How to complete this task:
Your output must match the records below character for character.

┌─ Given information

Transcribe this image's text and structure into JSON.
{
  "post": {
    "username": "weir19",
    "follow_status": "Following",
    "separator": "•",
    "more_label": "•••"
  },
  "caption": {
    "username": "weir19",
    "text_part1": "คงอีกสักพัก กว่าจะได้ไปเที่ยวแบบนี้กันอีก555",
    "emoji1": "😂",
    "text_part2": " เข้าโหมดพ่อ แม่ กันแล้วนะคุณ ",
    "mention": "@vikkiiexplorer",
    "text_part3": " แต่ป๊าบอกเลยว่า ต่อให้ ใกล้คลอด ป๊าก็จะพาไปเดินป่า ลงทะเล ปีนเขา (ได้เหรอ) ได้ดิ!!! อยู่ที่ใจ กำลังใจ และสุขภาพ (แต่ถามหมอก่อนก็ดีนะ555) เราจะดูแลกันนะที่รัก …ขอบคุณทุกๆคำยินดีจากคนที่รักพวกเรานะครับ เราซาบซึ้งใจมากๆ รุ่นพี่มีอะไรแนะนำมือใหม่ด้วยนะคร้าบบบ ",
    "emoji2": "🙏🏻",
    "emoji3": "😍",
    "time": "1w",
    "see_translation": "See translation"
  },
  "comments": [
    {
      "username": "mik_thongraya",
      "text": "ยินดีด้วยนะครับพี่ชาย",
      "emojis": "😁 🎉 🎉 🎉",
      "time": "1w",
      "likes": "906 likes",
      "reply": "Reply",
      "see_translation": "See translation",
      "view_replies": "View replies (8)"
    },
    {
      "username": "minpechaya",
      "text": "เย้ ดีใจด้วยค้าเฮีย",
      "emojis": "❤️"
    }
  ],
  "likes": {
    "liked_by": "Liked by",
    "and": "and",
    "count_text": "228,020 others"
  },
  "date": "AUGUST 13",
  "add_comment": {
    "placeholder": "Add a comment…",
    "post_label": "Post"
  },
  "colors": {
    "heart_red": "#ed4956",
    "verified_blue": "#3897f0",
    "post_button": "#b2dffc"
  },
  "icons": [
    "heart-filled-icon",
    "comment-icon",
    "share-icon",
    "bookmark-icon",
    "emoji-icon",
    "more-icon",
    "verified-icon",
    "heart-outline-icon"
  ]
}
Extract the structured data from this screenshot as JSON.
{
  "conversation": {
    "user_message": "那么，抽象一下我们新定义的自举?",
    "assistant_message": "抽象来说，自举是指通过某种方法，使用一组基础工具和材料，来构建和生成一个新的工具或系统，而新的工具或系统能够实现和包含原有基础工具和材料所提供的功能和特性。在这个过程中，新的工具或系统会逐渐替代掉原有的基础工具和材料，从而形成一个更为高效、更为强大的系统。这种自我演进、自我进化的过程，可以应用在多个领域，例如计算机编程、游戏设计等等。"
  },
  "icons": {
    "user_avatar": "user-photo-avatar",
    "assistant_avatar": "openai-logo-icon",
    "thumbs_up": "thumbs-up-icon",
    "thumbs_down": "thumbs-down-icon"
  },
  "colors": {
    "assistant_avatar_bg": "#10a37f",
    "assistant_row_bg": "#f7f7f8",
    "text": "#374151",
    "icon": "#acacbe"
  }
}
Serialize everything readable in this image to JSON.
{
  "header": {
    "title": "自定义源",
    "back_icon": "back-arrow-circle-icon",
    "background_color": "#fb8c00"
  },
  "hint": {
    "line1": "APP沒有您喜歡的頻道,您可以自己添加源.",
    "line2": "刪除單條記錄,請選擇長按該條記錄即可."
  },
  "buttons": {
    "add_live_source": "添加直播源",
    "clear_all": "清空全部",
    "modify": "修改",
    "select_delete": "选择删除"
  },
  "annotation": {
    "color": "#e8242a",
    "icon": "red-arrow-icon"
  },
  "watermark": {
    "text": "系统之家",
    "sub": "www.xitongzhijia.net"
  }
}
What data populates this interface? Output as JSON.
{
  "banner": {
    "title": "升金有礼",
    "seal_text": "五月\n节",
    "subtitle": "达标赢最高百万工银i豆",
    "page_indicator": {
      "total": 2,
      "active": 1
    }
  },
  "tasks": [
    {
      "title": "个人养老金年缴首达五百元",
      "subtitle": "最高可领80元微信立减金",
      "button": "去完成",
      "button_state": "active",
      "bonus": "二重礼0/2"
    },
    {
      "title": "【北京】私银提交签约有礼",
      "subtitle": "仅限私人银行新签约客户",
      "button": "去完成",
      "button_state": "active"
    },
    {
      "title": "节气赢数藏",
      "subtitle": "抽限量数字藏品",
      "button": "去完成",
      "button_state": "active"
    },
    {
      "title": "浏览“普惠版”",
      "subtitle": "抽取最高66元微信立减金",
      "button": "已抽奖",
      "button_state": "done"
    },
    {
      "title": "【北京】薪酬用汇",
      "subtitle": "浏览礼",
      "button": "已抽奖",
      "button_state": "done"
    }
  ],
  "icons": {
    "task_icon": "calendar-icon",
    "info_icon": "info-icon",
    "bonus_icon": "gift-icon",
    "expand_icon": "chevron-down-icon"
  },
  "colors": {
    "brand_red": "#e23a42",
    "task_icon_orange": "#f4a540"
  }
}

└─

Written reply:
Transcribe this image's text and structure into JSON.
{
  "post": {
    "username": "weir19",
    "follow_status": "Following",
    "separator": "•",
    "more_label": "•••"
  },
  "caption": {
    "username": "weir19",
    "text_part1": "คงอีกสักพัก กว่าจะได้ไปเที่ยวแบบนี้กันอีก555",
    "emoji1": "😂",
    "text_part2": " เข้าโหมดพ่อ แม่ กันแล้วนะคุณ ",
    "mention": "@vikkiiexplorer",
    "text_part3": " แต่ป๊าบอกเลยว่า ต่อให้ ใกล้คลอด ป๊าก็จะพาไปเดินป่า ลงทะเล ปีนเขา (ได้เหรอ) ได้ดิ!!! อยู่ที่ใจ กำลังใจ และสุขภาพ (แต่ถามหมอก่อนก็ดีนะ555) เราจะดูแลกันนะที่รัก …ขอบคุณทุกๆคำยินดีจากคนที่รักพวกเรานะครับ เราซาบซึ้งใจมากๆ รุ่นพี่มีอะไรแนะนำมือใหม่ด้วยนะคร้าบบบ ",
    "emoji2": "🙏🏻",
    "emoji3": "😍",
    "time": "1w",
    "see_translation": "See translation"
  },
  "comments": [
    {
      "username": "mik_thongraya",
      "text": "ยินดีด้วยนะครับพี่ชาย",
      "emojis": "😁 🎉 🎉 🎉",
      "time": "1w",
      "likes": "906 likes",
      "reply": "Reply",
      "see_translation": "See translation",
      "view_replies": "View replies (8)"
    },
    {
      "username": "minpechaya",
      "text": "เย้ ดีใจด้วยค้าเฮีย",
      "emojis": "❤️"
    }
  ],
  "likes": {
    "liked_by": "Liked by",
    "and": "and",
    "count_text": "228,020 others"
  },
  "date": "AUGUST 13",
  "add_comment": {
    "placeholder": "Add a comment…",
    "post_label": "Post"
  },
  "colors": {
    "heart_red": "#ed4956",
    "verified_blue": "#3897f0",
    "post_button": "#b2dffc"
  },
  "icons": [
    "heart-filled-icon",
    "comment-icon",
    "share-icon",
    "bookmark-icon",
    "emoji-icon",
    "more-icon",
    "verified-icon",
    "heart-outline-icon"
  ]
}
Extract the structured data from this screenshot as JSON.
{
  "conversation": {
    "user_message": "那么，抽象一下我们新定义的自举?",
    "assistant_message": "抽象来说，自举是指通过某种方法，使用一组基础工具和材料，来构建和生成一个新的工具或系统，而新的工具或系统能够实现和包含原有基础工具和材料所提供的功能和特性。在这个过程中，新的工具或系统会逐渐替代掉原有的基础工具和材料，从而形成一个更为高效、更为强大的系统。这种自我演进、自我进化的过程，可以应用在多个领域，例如计算机编程、游戏设计等等。"
  },
  "icons": {
    "user_avatar": "user-photo-avatar",
    "assistant_avatar": "openai-logo-icon",
    "thumbs_up": "thumbs-up-icon",
    "thumbs_down": "thumbs-down-icon"
  },
  "colors": {
    "assistant_avatar_bg": "#10a37f",
    "assistant_row_bg": "#f7f7f8",
    "text": "#374151",
    "icon": "#acacbe"
  }
}
Serialize everything readable in this image to JSON.
{
  "header": {
    "title": "自定义源",
    "back_icon": "back-arrow-circle-icon",
    "background_color": "#fb8c00"
  },
  "hint": {
    "line1": "APP沒有您喜歡的頻道,您可以自己添加源.",
    "line2": "刪除單條記錄,請選擇長按該條記錄即可."
  },
  "buttons": {
    "add_live_source": "添加直播源",
    "clear_all": "清空全部",
    "modify": "修改",
    "select_delete": "选择删除"
  },
  "annotation": {
    "color": "#e8242a",
    "icon": "red-arrow-icon"
  },
  "watermark": {
    "text": "系统之家",
    "sub": "www.xitongzhijia.net"
  }
}
What data populates this interface? Output as JSON.
{
  "banner": {
    "title": "升金有礼",
    "seal_text": "五月\n节",
    "subtitle": "达标赢最高百万工银i豆",
    "page_indicator": {
      "total": 2,
      "active": 1
    }
  },
  "tasks": [
    {
      "title": "个人养老金年缴首达五百元",
      "subtitle": "最高可领80元微信立减金",
      "button": "去完成",
      "button_state": "active",
      "bonus": "二重礼0/2"
    },
    {
      "title": "【北京】私银提交签约有礼",
      "subtitle": "仅限私人银行新签约客户",
      "button": "去完成",
      "button_state": "active"
    },
    {
      "title": "节气赢数藏",
      "subtitle": "抽限量数字藏品",
      "button": "去完成",
      "button_state": "active"
    },
    {
      "title": "浏览“普惠版”",
      "subtitle": "抽取最高66元微信立减金",
      "button": "已抽奖",
      "button_state": "done"
    },
    {
      "title": "【北京】薪酬用汇",
      "subtitle": "浏览礼",
      "button": "已抽奖",
      "button_state": "done"
    }
  ],
  "icons": {
    "task_icon": "calendar-icon",
    "info_icon": "info-icon",
    "bonus_icon": "gift-icon",
    "expand_icon": "chevron-down-icon"
  },
  "colors": {
    "brand_red": "#e23a42",
    "task_icon_orange": "#f4a540"
  }
}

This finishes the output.